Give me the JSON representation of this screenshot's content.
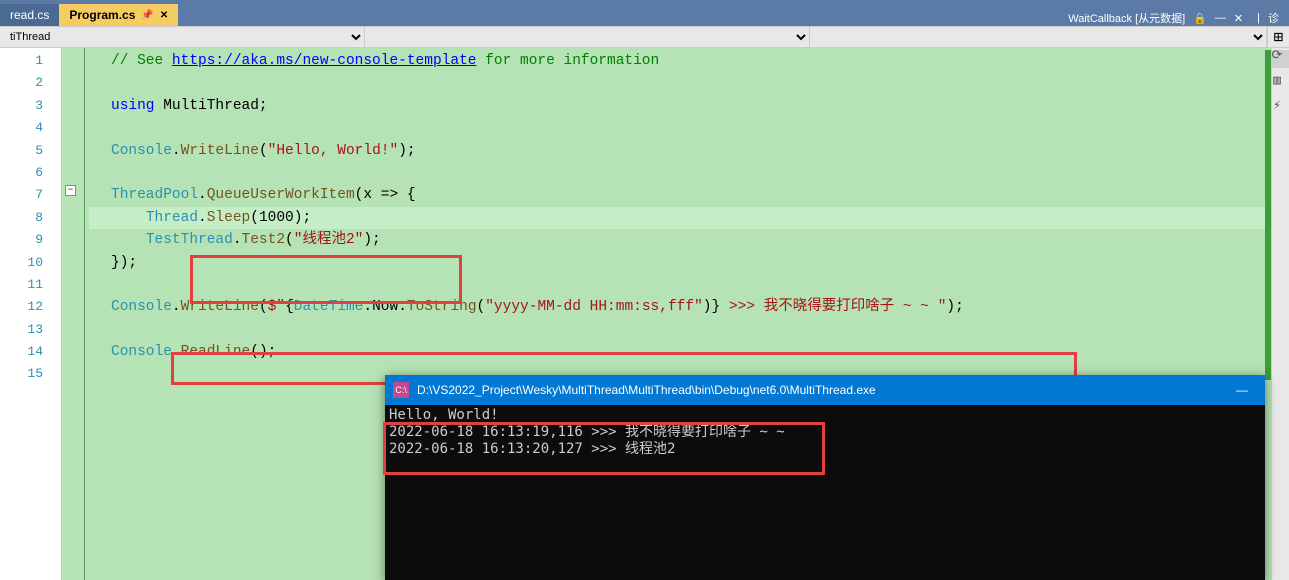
{
  "tabs": {
    "inactive": "read.cs",
    "active": "Program.cs"
  },
  "rightTabs": {
    "waitcallback": "WaitCallback [从元数据]",
    "diag": "诊"
  },
  "contextBar": {
    "left": "tiThread"
  },
  "lineNumbers": [
    "1",
    "2",
    "3",
    "4",
    "5",
    "6",
    "7",
    "8",
    "9",
    "10",
    "11",
    "12",
    "13",
    "14",
    "15"
  ],
  "code": {
    "l1_comment": "// See ",
    "l1_link": "https://aka.ms/new-console-template",
    "l1_rest": " for more information",
    "l3_using": "using",
    "l3_ns": " MultiThread;",
    "l5_console": "Console",
    "l5_dot": ".",
    "l5_write": "WriteLine",
    "l5_open": "(",
    "l5_str": "\"Hello, World!\"",
    "l5_close": ");",
    "l7_tp": "ThreadPool",
    "l7_dot": ".",
    "l7_queue": "QueueUserWorkItem",
    "l7_args": "(x => {",
    "l8_thread": "Thread",
    "l8_dot": ".",
    "l8_sleep": "Sleep",
    "l8_args": "(1000);",
    "l9_tt": "TestThread",
    "l9_dot": ".",
    "l9_test2": "Test2",
    "l9_open": "(",
    "l9_str": "\"线程池2\"",
    "l9_close": ");",
    "l10_close": "});",
    "l12_console": "Console",
    "l12_dot1": ".",
    "l12_write": "WriteLine",
    "l12_open": "(",
    "l12_dollar": "$\"",
    "l12_brace1": "{",
    "l12_dt": "DateTime",
    "l12_dot2": ".",
    "l12_now": "Now",
    "l12_dot3": ".",
    "l12_tostr": "ToString",
    "l12_open2": "(",
    "l12_fmt": "\"yyyy-MM-dd HH:mm:ss,fff\"",
    "l12_close2": ")",
    "l12_brace2": "}",
    "l12_rest": " >>> 我不晓得要打印啥子 ~ ~ \"",
    "l12_end": ");",
    "l14_console": "Console",
    "l14_dot": ".",
    "l14_readline": "ReadLine",
    "l14_args": "();"
  },
  "console": {
    "title": "D:\\VS2022_Project\\Wesky\\MultiThread\\MultiThread\\bin\\Debug\\net6.0\\MultiThread.exe",
    "line1": "Hello, World!",
    "line2": "2022-06-18 16:13:19,116 >>> 我不晓得要打印啥子 ~ ~",
    "line3": "2022-06-18 16:13:20,127 >>> 线程池2",
    "cursor": "_"
  }
}
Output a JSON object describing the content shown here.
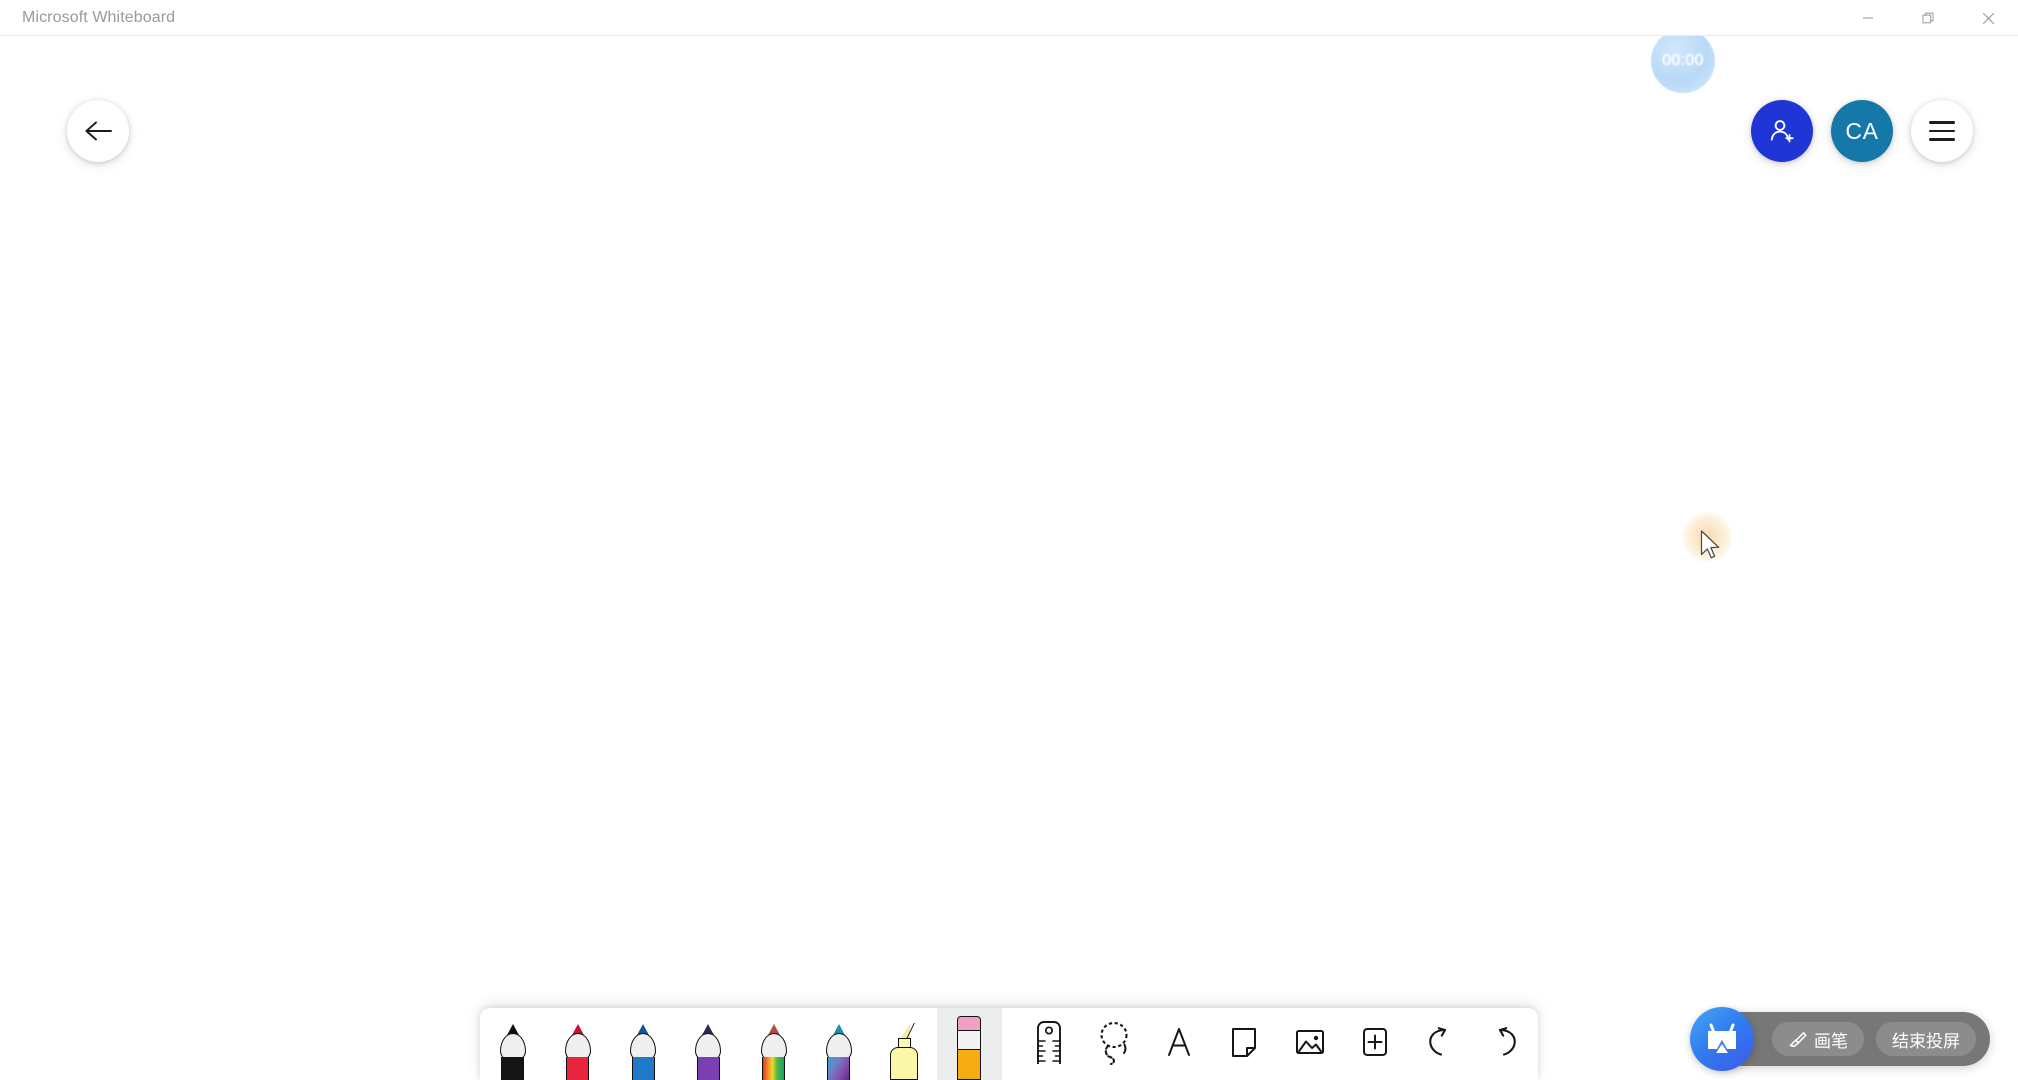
{
  "window": {
    "title": "Microsoft Whiteboard",
    "controls": [
      {
        "name": "minimize",
        "label": "Minimize"
      },
      {
        "name": "restore",
        "label": "Restore"
      },
      {
        "name": "close",
        "label": "Close"
      }
    ]
  },
  "colors": {
    "share_button": "#1f35d6",
    "avatar": "#1578a8",
    "timer_bubble": "#a8d1f5",
    "cast_widget": "#686868",
    "cast_logo": "#3f7ef0",
    "selected_tool_bg": "#eceded",
    "cursor_glow": "#f4c476"
  },
  "nav": {
    "back_button": {
      "icon": "arrow-left-icon",
      "label": "Back"
    }
  },
  "timer": {
    "value": "00:00"
  },
  "top_actions": [
    {
      "name": "share-button",
      "icon": "person-add-icon",
      "label": "Share"
    },
    {
      "name": "avatar-button",
      "icon": "avatar",
      "label": "CA"
    },
    {
      "name": "menu-button",
      "icon": "hamburger-icon",
      "label": "Menu"
    }
  ],
  "toolbar": {
    "selected": "eraser",
    "pens": [
      {
        "name": "pen-black",
        "label": "Black pen",
        "tip": "#111111",
        "body": "#1a1a1a"
      },
      {
        "name": "pen-red",
        "label": "Red pen",
        "tip": "#c4102c",
        "body": "#e8253f"
      },
      {
        "name": "pen-blue",
        "label": "Blue pen",
        "tip": "#12559c",
        "body": "#1f78c8"
      },
      {
        "name": "pen-purple",
        "label": "Purple pen",
        "tip": "#2b2a55",
        "body": "#7a3fb0"
      },
      {
        "name": "pen-rainbow",
        "label": "Rainbow pen",
        "tip": "#b34a3c",
        "body": "rainbow"
      },
      {
        "name": "pen-galaxy",
        "label": "Galaxy pen",
        "tip": "#1c8fa0",
        "body": "galaxy"
      }
    ],
    "highlighter": {
      "name": "highlighter",
      "label": "Highlighter",
      "color": "#fbf7a8"
    },
    "eraser": {
      "name": "eraser",
      "label": "Eraser",
      "cap": "#f0a0c0",
      "body": "#f5ad12"
    },
    "icon_tools": [
      {
        "name": "ruler-tool",
        "icon": "ruler-icon",
        "label": "Ruler"
      },
      {
        "name": "lasso-tool",
        "icon": "lasso-icon",
        "label": "Lasso select"
      },
      {
        "name": "text-tool",
        "icon": "text-a-icon",
        "label": "Text"
      },
      {
        "name": "note-tool",
        "icon": "note-icon",
        "label": "Sticky note"
      },
      {
        "name": "image-tool",
        "icon": "image-icon",
        "label": "Insert image"
      },
      {
        "name": "insert-tool",
        "icon": "plus-box-icon",
        "label": "Insert"
      },
      {
        "name": "undo-tool",
        "icon": "undo-icon",
        "label": "Undo"
      },
      {
        "name": "redo-tool",
        "icon": "redo-icon",
        "label": "Redo"
      }
    ]
  },
  "cast_widget": {
    "logo_label": "Screencast",
    "brush_label": "画笔",
    "end_label": "结束投屏"
  }
}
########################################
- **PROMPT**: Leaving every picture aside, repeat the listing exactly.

- **EXERCISE RESULT**:
Give me the JSON representation of this screenshot's content.
{
  "tabs": {
    "inactive": "read.cs",
    "active": "Program.cs"
  },
  "rightTabs": {
    "waitcallback": "WaitCallback [从元数据]",
    "diag": "诊"
  },
  "contextBar": {
    "left": "tiThread"
  },
  "lineNumbers": [
    "1",
    "2",
    "3",
    "4",
    "5",
    "6",
    "7",
    "8",
    "9",
    "10",
    "11",
    "12",
    "13",
    "14",
    "15"
  ],
  "code": {
    "l1_comment": "// See ",
    "l1_link": "https://aka.ms/new-console-template",
    "l1_rest": " for more information",
    "l3_using": "using",
    "l3_ns": " MultiThread;",
    "l5_console": "Console",
    "l5_dot": ".",
    "l5_write": "WriteLine",
    "l5_open": "(",
    "l5_str": "\"Hello, World!\"",
    "l5_close": ");",
    "l7_tp": "ThreadPool",
    "l7_dot": ".",
    "l7_queue": "QueueUserWorkItem",
    "l7_args": "(x => {",
    "l8_thread": "Thread",
    "l8_dot": ".",
    "l8_sleep": "Sleep",
    "l8_args": "(1000);",
    "l9_tt": "TestThread",
    "l9_dot": ".",
    "l9_test2": "Test2",
    "l9_open": "(",
    "l9_str": "\"线程池2\"",
    "l9_close": ");",
    "l10_close": "});",
    "l12_console": "Console",
    "l12_dot1": ".",
    "l12_write": "WriteLine",
    "l12_open": "(",
    "l12_dollar": "$\"",
    "l12_brace1": "{",
    "l12_dt": "DateTime",
    "l12_dot2": ".",
    "l12_now": "Now",
    "l12_dot3": ".",
    "l12_tostr": "ToString",
    "l12_open2": "(",
    "l12_fmt": "\"yyyy-MM-dd HH:mm:ss,fff\"",
    "l12_close2": ")",
    "l12_brace2": "}",
    "l12_rest": " >>> 我不晓得要打印啥子 ~ ~ \"",
    "l12_end": ");",
    "l14_console": "Console",
    "l14_dot": ".",
    "l14_readline": "ReadLine",
    "l14_args": "();"
  },
  "console": {
    "title": "D:\\VS2022_Project\\Wesky\\MultiThread\\MultiThread\\bin\\Debug\\net6.0\\MultiThread.exe",
    "line1": "Hello, World!",
    "line2": "2022-06-18 16:13:19,116 >>> 我不晓得要打印啥子 ~ ~",
    "line3": "2022-06-18 16:13:20,127 >>> 线程池2",
    "cursor": "_"
  }
}
Output a JSON object describing the content shown here.
{
  "window": {
    "title": "Microsoft Whiteboard",
    "controls": [
      {
        "name": "minimize",
        "label": "Minimize"
      },
      {
        "name": "restore",
        "label": "Restore"
      },
      {
        "name": "close",
        "label": "Close"
      }
    ]
  },
  "colors": {
    "share_button": "#1f35d6",
    "avatar": "#1578a8",
    "timer_bubble": "#a8d1f5",
    "cast_widget": "#686868",
    "cast_logo": "#3f7ef0",
    "selected_tool_bg": "#eceded",
    "cursor_glow": "#f4c476"
  },
  "nav": {
    "back_button": {
      "icon": "arrow-left-icon",
      "label": "Back"
    }
  },
  "timer": {
    "value": "00:00"
  },
  "top_actions": [
    {
      "name": "share-button",
      "icon": "person-add-icon",
      "label": "Share"
    },
    {
      "name": "avatar-button",
      "icon": "avatar",
      "label": "CA"
    },
    {
      "name": "menu-button",
      "icon": "hamburger-icon",
      "label": "Menu"
    }
  ],
  "toolbar": {
    "selected": "eraser",
    "pens": [
      {
        "name": "pen-black",
        "label": "Black pen",
        "tip": "#111111",
        "body": "#1a1a1a"
      },
      {
        "name": "pen-red",
        "label": "Red pen",
        "tip": "#c4102c",
        "body": "#e8253f"
      },
      {
        "name": "pen-blue",
        "label": "Blue pen",
        "tip": "#12559c",
        "body": "#1f78c8"
      },
      {
        "name": "pen-purple",
        "label": "Purple pen",
        "tip": "#2b2a55",
        "body": "#7a3fb0"
      },
      {
        "name": "pen-rainbow",
        "label": "Rainbow pen",
        "tip": "#b34a3c",
        "body": "rainbow"
      },
      {
        "name": "pen-galaxy",
        "label": "Galaxy pen",
        "tip": "#1c8fa0",
        "body": "galaxy"
      }
    ],
    "highlighter": {
      "name": "highlighter",
      "label": "Highlighter",
      "color": "#fbf7a8"
    },
    "eraser": {
      "name": "eraser",
      "label": "Eraser",
      "cap": "#f0a0c0",
      "body": "#f5ad12"
    },
    "icon_tools": [
      {
        "name": "ruler-tool",
        "icon": "ruler-icon",
        "label": "Ruler"
      },
      {
        "name": "lasso-tool",
        "icon": "lasso-icon",
        "label": "Lasso select"
      },
      {
        "name": "text-tool",
        "icon": "text-a-icon",
        "label": "Text"
      },
      {
        "name": "note-tool",
        "icon": "note-icon",
        "label": "Sticky note"
      },
      {
        "name": "image-tool",
        "icon": "image-icon",
        "label": "Insert image"
      },
      {
        "name": "insert-tool",
        "icon": "plus-box-icon",
        "label": "Insert"
      },
      {
        "name": "undo-tool",
        "icon": "undo-icon",
        "label": "Undo"
      },
      {
        "name": "redo-tool",
        "icon": "redo-icon",
        "label": "Redo"
      }
    ]
  },
  "cast_widget": {
    "logo_label": "Screencast",
    "brush_label": "画笔",
    "end_label": "结束投屏"
  }
}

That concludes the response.